◆ Problem ◆
The response should consist of the data reproduced word for word.

───── Data to examine

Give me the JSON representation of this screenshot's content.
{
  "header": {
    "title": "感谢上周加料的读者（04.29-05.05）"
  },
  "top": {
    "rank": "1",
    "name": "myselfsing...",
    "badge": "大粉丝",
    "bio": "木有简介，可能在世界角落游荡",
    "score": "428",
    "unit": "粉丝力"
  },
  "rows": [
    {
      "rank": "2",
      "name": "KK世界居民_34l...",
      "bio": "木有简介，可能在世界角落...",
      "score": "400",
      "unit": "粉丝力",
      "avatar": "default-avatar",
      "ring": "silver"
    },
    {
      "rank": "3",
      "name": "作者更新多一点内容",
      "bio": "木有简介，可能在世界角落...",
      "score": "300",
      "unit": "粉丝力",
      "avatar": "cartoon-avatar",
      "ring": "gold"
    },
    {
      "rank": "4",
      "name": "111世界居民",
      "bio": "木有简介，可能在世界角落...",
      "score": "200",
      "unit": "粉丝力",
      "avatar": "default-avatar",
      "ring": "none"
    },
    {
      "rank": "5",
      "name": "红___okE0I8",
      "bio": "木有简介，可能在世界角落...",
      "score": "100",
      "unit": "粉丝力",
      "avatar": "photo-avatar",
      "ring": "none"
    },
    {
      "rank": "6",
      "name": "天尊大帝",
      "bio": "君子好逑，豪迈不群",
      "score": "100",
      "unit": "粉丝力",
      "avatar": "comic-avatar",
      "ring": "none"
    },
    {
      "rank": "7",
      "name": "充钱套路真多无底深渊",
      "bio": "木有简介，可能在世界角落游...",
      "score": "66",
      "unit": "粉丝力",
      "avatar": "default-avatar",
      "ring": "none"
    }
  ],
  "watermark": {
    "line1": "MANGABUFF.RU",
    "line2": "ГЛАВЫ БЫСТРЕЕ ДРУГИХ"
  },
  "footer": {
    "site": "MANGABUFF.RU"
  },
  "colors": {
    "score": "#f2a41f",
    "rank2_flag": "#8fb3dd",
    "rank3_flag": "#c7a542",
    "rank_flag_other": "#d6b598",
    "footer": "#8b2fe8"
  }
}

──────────

◆ Solution for this task ◆
Give me the JSON representation of this screenshot's content.
{
  "header": {
    "title": "感谢上周加料的读者（04.29-05.05）"
  },
  "top": {
    "rank": "1",
    "name": "myselfsing...",
    "badge": "大粉丝",
    "bio": "木有简介，可能在世界角落游荡",
    "score": "428",
    "unit": "粉丝力"
  },
  "rows": [
    {
      "rank": "2",
      "name": "KK世界居民_34l...",
      "bio": "木有简介，可能在世界角落...",
      "score": "400",
      "unit": "粉丝力",
      "avatar": "default-avatar",
      "ring": "silver"
    },
    {
      "rank": "3",
      "name": "作者更新多一点内容",
      "bio": "木有简介，可能在世界角落...",
      "score": "300",
      "unit": "粉丝力",
      "avatar": "cartoon-avatar",
      "ring": "gold"
    },
    {
      "rank": "4",
      "name": "111世界居民",
      "bio": "木有简介，可能在世界角落...",
      "score": "200",
      "unit": "粉丝力",
      "avatar": "default-avatar",
      "ring": "none"
    },
    {
      "rank": "5",
      "name": "红___okE0I8",
      "bio": "木有简介，可能在世界角落...",
      "score": "100",
      "unit": "粉丝力",
      "avatar": "photo-avatar",
      "ring": "none"
    },
    {
      "rank": "6",
      "name": "天尊大帝",
      "bio": "君子好逑，豪迈不群",
      "score": "100",
      "unit": "粉丝力",
      "avatar": "comic-avatar",
      "ring": "none"
    },
    {
      "rank": "7",
      "name": "充钱套路真多无底深渊",
      "bio": "木有简介，可能在世界角落游...",
      "score": "66",
      "unit": "粉丝力",
      "avatar": "default-avatar",
      "ring": "none"
    }
  ],
  "watermark": {
    "line1": "MANGABUFF.RU",
    "line2": "ГЛАВЫ БЫСТРЕЕ ДРУГИХ"
  },
  "footer": {
    "site": "MANGABUFF.RU"
  },
  "colors": {
    "score": "#f2a41f",
    "rank2_flag": "#8fb3dd",
    "rank3_flag": "#c7a542",
    "rank_flag_other": "#d6b598",
    "footer": "#8b2fe8"
  }
}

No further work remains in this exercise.